## [Assignment]
What you submit must be an exact copy of the listing below, with no images in it.
**** Exercise material
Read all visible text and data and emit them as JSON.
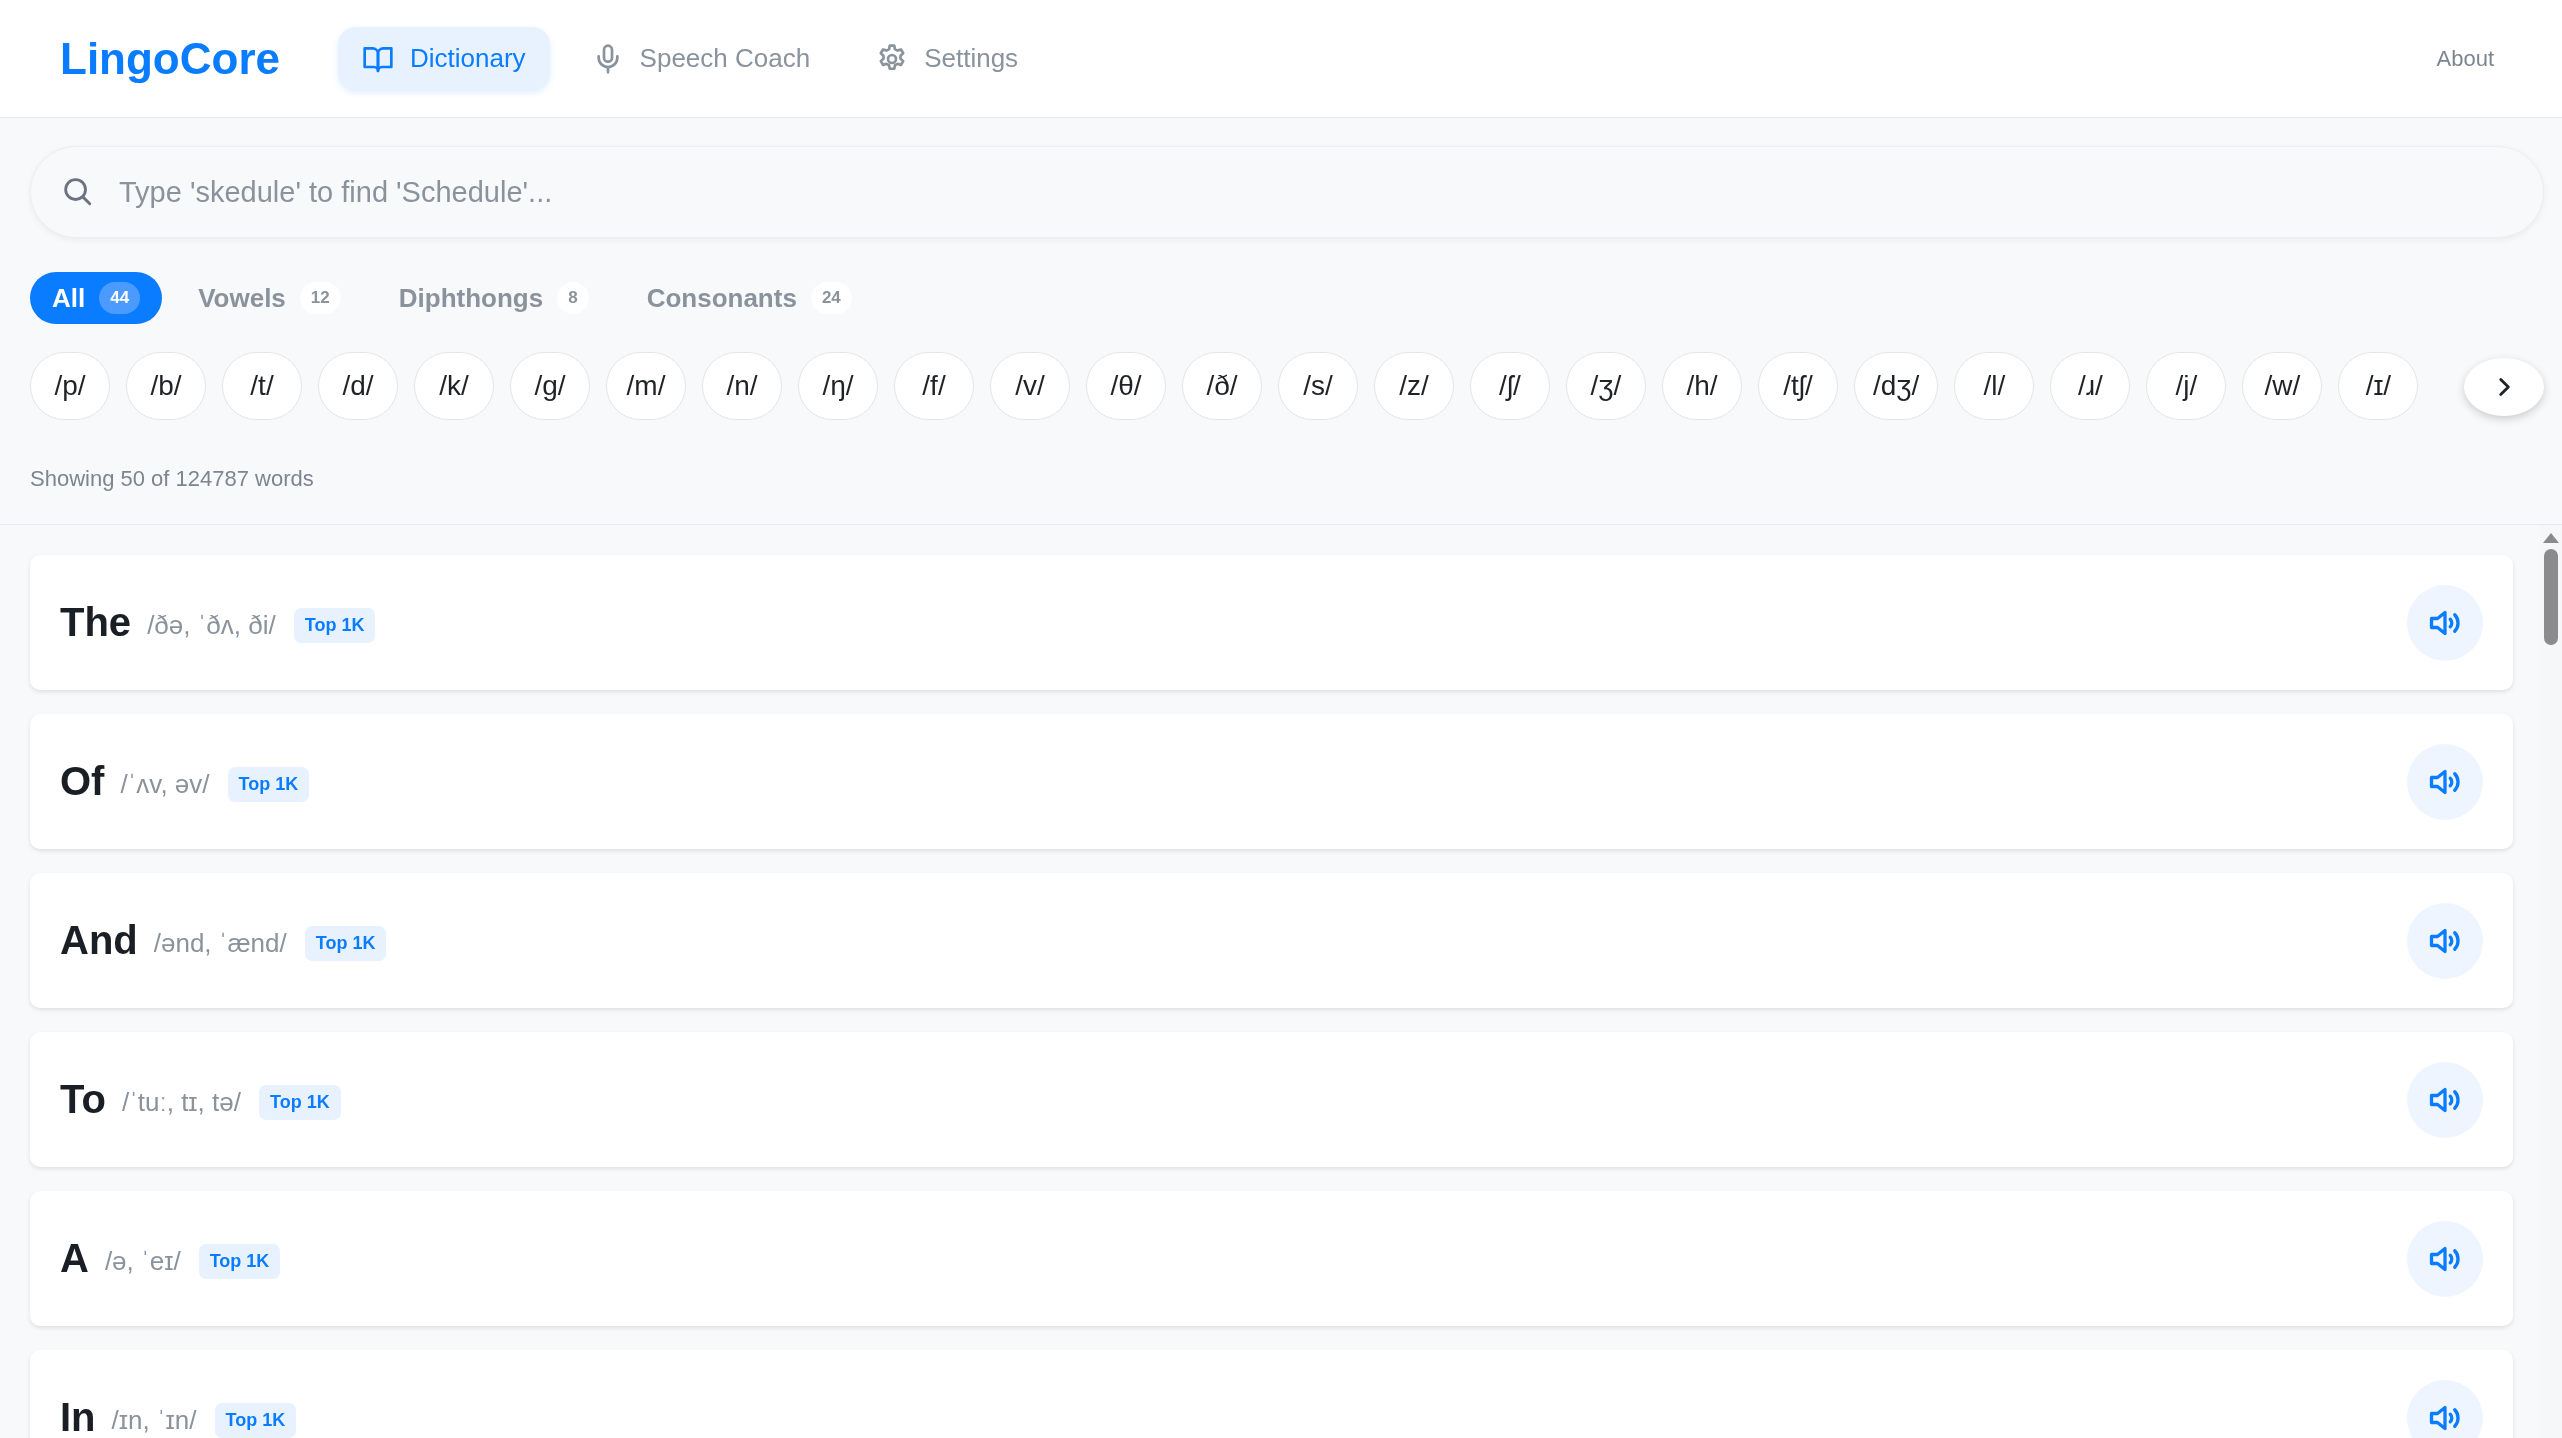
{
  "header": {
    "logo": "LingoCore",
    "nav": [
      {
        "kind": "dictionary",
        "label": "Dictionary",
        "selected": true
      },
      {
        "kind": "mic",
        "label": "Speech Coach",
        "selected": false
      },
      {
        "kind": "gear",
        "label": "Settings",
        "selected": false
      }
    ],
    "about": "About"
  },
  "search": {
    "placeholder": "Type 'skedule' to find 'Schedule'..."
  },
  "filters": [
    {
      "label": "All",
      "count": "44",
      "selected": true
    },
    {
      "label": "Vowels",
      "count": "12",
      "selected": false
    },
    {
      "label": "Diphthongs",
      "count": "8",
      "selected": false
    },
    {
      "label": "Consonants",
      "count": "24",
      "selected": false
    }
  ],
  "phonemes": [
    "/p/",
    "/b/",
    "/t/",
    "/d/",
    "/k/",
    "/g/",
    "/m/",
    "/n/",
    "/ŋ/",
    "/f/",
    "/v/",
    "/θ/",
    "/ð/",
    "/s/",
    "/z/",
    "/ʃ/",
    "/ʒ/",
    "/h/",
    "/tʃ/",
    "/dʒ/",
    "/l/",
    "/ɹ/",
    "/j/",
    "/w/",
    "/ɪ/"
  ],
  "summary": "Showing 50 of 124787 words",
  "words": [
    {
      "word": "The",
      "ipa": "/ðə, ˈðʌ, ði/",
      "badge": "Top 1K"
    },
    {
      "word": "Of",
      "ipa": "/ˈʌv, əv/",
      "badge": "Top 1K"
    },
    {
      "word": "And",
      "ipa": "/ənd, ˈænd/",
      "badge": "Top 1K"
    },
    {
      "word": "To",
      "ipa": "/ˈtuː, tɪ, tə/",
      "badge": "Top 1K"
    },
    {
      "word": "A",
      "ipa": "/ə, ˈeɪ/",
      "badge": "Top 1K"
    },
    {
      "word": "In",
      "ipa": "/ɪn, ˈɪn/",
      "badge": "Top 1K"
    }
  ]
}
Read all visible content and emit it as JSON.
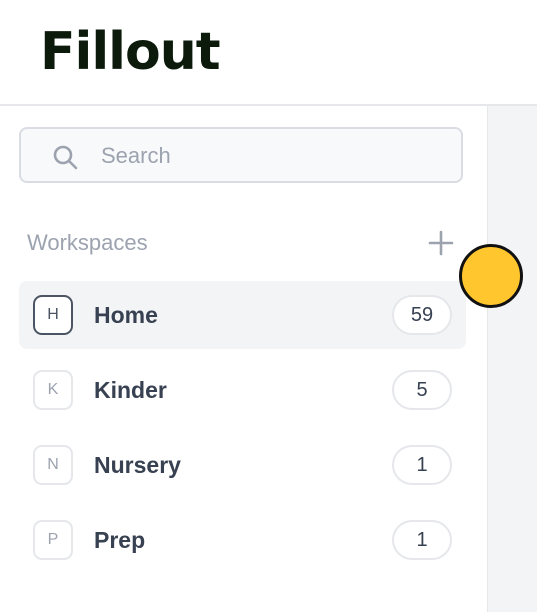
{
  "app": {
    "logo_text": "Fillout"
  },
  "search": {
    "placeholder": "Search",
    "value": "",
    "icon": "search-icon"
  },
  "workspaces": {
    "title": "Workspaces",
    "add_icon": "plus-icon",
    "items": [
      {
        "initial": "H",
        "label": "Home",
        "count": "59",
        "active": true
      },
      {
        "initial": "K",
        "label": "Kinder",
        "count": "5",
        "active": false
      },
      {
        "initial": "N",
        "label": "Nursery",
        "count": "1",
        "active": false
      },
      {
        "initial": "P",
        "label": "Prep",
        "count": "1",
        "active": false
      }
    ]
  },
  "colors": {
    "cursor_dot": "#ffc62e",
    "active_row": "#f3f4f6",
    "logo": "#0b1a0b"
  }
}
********
## [Exercise output]
Read all visible text and data and emit them as JSON.
{
  "header": {
    "logo": "LingoCore",
    "nav": [
      {
        "kind": "dictionary",
        "label": "Dictionary",
        "selected": true
      },
      {
        "kind": "mic",
        "label": "Speech Coach",
        "selected": false
      },
      {
        "kind": "gear",
        "label": "Settings",
        "selected": false
      }
    ],
    "about": "About"
  },
  "search": {
    "placeholder": "Type 'skedule' to find 'Schedule'..."
  },
  "filters": [
    {
      "label": "All",
      "count": "44",
      "selected": true
    },
    {
      "label": "Vowels",
      "count": "12",
      "selected": false
    },
    {
      "label": "Diphthongs",
      "count": "8",
      "selected": false
    },
    {
      "label": "Consonants",
      "count": "24",
      "selected": false
    }
  ],
  "phonemes": [
    "/p/",
    "/b/",
    "/t/",
    "/d/",
    "/k/",
    "/g/",
    "/m/",
    "/n/",
    "/ŋ/",
    "/f/",
    "/v/",
    "/θ/",
    "/ð/",
    "/s/",
    "/z/",
    "/ʃ/",
    "/ʒ/",
    "/h/",
    "/tʃ/",
    "/dʒ/",
    "/l/",
    "/ɹ/",
    "/j/",
    "/w/",
    "/ɪ/"
  ],
  "summary": "Showing 50 of 124787 words",
  "words": [
    {
      "word": "The",
      "ipa": "/ðə, ˈðʌ, ði/",
      "badge": "Top 1K"
    },
    {
      "word": "Of",
      "ipa": "/ˈʌv, əv/",
      "badge": "Top 1K"
    },
    {
      "word": "And",
      "ipa": "/ənd, ˈænd/",
      "badge": "Top 1K"
    },
    {
      "word": "To",
      "ipa": "/ˈtuː, tɪ, tə/",
      "badge": "Top 1K"
    },
    {
      "word": "A",
      "ipa": "/ə, ˈeɪ/",
      "badge": "Top 1K"
    },
    {
      "word": "In",
      "ipa": "/ɪn, ˈɪn/",
      "badge": "Top 1K"
    }
  ]
}
Read all visible content and emit it as JSON.
{
  "app": {
    "logo_text": "Fillout"
  },
  "search": {
    "placeholder": "Search",
    "value": "",
    "icon": "search-icon"
  },
  "workspaces": {
    "title": "Workspaces",
    "add_icon": "plus-icon",
    "items": [
      {
        "initial": "H",
        "label": "Home",
        "count": "59",
        "active": true
      },
      {
        "initial": "K",
        "label": "Kinder",
        "count": "5",
        "active": false
      },
      {
        "initial": "N",
        "label": "Nursery",
        "count": "1",
        "active": false
      },
      {
        "initial": "P",
        "label": "Prep",
        "count": "1",
        "active": false
      }
    ]
  },
  "colors": {
    "cursor_dot": "#ffc62e",
    "active_row": "#f3f4f6",
    "logo": "#0b1a0b"
  }
}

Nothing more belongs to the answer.